The French-born, classically trained pastry chef is the head of French’Encas, a dessert catering company and personal chef service. Since last January, he’s led small, hands-on French pastry classes out of the kitchen of Bosie Bakery, a Second Avenue pastry shop owned by Herfray’s friend Damien Hergott. During informative two-to-three hour classes, Herfray instructs home cooks on the finer points of buttery French desserts such as éclairs, madeleines and profiteroles, and, in his most popular class, those trendy macarons.
“I’ve always liked teaching,” Herfray explained recently in the empty Bosie Bakery kitchen as he waited for a class to arrive. “And the classes worked very well right away. I started them last January, and by February I was leading four classes a month.”

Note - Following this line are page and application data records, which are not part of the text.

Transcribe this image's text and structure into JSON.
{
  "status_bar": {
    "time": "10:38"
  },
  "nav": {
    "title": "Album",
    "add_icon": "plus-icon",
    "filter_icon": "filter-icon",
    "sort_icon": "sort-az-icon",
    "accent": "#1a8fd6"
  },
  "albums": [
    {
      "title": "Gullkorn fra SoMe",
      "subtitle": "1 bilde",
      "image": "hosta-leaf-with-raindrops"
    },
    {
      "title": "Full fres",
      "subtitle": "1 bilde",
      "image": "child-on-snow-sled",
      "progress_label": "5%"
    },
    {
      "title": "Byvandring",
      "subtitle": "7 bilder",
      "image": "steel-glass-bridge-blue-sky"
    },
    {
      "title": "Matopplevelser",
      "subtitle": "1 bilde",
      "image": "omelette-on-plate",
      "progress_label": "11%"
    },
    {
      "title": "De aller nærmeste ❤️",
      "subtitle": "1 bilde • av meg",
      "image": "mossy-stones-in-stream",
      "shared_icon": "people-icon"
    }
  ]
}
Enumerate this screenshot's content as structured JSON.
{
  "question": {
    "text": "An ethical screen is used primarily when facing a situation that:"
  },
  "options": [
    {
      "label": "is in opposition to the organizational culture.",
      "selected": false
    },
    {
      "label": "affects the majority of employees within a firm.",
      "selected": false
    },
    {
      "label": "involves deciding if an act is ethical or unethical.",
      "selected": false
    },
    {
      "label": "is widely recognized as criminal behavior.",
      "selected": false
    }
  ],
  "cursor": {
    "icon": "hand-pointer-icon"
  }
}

Herfray was born in Nantes, in France’s northwest Brittany region. At the age of 15, he opted to forgo high school and instead pursue a “stage,” or apprenticeship, an option available to all French students. He spent five years of intensive training learning both classic French pastry as well as bread baking, and graduated with masters in both pursuits. Since completing his education, the 28-year-old Herfray has worked in restaurant kitchens in England and Australia. After moving to New York in 2009, he held a string of jobs in restaurants including Manhattan’s Le Cirque and Peter Luger Steakhouse and Bacchus in Brooklyn.
Over the past few years, Herfray noted, he’s seen an incredible upsurge of interest in professional cooking. But, he said, the profession is not one for the faint of heart.
“I loved baking right away,” he said. “And to do this job, you need to love it. If you just like it...well, do it at home. And that’s wonderful. But to do this professionally, it’s a very tough job.”
As his class of 10 students—three couples, and a mother with her three grown daughters—filed into the kitchen, Herfray got down to business, whipping egg whites, mixing almond flour dough and preparing fillings for the macarons. When asked what they knew about the cookies, the group admitted not much. “They’re delicious,” one student piped up, and the rest agreed heartily.
It was a point they’d get to test at the end of the evening, when they walked out of the kitchen and into the warm night, each with a box of 21 macarons—seven raspberry, seven chocolate, and seven hazelnut—that they’d made themselves.
Simon Herfray leads six baking classes per month in the kitchen of Bosie Bakery, at 2132 Second Avenue. For class schedule and additional details, visit frenchencas.com.